Data provided:
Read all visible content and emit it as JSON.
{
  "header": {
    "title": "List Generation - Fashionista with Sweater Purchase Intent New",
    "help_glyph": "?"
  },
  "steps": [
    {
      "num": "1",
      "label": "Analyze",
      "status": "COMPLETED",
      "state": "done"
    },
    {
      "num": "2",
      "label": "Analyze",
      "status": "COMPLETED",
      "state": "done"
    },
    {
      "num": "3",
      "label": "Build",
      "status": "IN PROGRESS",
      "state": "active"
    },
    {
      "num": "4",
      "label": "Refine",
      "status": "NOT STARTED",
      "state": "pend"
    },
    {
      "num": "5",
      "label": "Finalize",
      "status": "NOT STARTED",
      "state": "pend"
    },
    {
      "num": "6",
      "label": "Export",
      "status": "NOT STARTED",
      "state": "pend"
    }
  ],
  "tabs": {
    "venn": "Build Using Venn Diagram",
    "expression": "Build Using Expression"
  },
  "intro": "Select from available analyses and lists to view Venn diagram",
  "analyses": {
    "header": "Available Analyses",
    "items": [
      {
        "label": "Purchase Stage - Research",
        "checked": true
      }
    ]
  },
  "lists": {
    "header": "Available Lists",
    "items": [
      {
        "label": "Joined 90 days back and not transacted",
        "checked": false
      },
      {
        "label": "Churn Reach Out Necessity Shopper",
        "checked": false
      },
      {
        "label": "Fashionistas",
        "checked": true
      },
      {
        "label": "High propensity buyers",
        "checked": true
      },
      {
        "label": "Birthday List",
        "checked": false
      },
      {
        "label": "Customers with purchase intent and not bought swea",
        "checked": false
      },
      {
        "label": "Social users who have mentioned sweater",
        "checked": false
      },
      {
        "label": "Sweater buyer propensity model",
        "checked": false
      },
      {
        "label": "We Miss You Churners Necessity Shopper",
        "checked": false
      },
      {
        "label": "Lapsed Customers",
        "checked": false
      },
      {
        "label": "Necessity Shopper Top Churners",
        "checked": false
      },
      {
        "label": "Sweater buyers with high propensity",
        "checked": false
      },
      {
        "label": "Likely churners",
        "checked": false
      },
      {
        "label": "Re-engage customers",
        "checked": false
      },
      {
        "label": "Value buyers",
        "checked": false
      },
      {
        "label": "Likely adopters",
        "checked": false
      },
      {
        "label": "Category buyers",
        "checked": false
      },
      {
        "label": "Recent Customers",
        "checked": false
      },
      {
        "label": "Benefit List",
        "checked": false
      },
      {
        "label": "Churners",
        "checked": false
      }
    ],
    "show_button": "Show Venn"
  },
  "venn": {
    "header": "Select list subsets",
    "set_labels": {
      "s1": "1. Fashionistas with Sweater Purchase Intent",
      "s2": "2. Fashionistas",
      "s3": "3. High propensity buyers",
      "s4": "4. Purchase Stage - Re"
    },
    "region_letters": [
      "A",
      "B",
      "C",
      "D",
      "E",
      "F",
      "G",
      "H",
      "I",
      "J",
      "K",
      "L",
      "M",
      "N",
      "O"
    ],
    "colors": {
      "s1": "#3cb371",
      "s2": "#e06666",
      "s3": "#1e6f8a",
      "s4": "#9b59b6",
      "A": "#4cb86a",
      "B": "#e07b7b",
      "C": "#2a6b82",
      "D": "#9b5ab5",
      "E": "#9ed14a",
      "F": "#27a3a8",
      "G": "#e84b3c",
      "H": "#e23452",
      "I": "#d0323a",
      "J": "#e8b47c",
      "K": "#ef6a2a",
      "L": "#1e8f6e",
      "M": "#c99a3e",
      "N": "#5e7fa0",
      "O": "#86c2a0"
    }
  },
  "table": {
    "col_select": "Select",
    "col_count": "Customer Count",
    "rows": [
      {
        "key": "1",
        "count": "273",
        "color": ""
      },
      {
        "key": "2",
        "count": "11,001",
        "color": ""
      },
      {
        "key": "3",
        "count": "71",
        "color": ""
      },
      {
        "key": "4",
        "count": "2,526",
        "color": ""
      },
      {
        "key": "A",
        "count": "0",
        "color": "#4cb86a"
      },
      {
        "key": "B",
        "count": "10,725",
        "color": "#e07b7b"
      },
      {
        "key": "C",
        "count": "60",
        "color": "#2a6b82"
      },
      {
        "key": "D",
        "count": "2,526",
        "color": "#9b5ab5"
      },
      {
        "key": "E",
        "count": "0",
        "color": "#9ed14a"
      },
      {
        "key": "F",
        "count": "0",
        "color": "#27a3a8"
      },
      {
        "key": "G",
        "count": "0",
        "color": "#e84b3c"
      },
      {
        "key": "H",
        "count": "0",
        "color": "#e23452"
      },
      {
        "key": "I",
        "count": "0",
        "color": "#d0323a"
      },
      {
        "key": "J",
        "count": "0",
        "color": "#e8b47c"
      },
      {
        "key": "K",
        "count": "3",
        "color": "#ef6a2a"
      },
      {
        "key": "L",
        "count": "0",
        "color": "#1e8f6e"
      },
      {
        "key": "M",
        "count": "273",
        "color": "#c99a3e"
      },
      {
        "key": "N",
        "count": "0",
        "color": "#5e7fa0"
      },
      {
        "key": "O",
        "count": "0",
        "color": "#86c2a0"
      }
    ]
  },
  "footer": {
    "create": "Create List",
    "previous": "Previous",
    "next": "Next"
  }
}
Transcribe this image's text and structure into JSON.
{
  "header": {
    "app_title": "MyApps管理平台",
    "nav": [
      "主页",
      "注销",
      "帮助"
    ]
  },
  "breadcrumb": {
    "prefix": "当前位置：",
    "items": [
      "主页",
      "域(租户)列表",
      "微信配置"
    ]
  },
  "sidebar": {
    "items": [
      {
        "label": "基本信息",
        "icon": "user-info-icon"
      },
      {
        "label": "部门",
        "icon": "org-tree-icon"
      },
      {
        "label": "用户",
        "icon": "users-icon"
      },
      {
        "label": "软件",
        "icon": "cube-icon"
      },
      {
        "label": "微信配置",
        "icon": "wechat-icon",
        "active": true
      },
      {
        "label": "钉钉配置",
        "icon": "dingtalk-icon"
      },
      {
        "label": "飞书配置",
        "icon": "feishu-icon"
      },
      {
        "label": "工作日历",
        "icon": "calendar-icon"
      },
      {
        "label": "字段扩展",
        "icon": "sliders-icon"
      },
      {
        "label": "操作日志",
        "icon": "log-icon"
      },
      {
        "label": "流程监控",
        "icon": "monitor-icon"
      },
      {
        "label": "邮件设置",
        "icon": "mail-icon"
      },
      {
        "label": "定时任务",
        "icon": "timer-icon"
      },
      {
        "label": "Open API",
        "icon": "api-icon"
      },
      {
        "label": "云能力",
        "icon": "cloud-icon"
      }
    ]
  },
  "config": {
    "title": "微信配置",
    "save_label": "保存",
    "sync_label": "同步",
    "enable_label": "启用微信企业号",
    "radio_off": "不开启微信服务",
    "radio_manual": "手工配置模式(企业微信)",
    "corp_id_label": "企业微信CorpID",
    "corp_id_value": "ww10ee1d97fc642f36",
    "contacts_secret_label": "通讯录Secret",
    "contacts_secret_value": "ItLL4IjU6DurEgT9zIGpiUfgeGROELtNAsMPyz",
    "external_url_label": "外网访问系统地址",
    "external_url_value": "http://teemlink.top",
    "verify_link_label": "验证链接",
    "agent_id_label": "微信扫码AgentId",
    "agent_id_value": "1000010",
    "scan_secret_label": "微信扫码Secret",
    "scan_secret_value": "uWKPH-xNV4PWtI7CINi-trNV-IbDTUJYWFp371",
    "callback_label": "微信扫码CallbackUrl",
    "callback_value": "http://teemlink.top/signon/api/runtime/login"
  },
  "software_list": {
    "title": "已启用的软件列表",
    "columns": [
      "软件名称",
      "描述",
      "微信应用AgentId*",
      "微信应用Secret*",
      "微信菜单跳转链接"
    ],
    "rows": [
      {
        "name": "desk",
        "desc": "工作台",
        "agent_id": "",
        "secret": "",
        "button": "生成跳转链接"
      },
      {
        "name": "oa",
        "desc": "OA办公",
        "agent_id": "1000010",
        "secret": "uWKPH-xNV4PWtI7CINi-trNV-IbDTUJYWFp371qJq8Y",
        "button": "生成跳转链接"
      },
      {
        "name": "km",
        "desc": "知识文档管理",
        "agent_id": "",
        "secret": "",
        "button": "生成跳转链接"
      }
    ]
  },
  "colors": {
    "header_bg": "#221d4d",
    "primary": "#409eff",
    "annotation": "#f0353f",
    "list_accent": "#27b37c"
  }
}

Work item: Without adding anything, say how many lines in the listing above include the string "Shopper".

Solution for this task: 3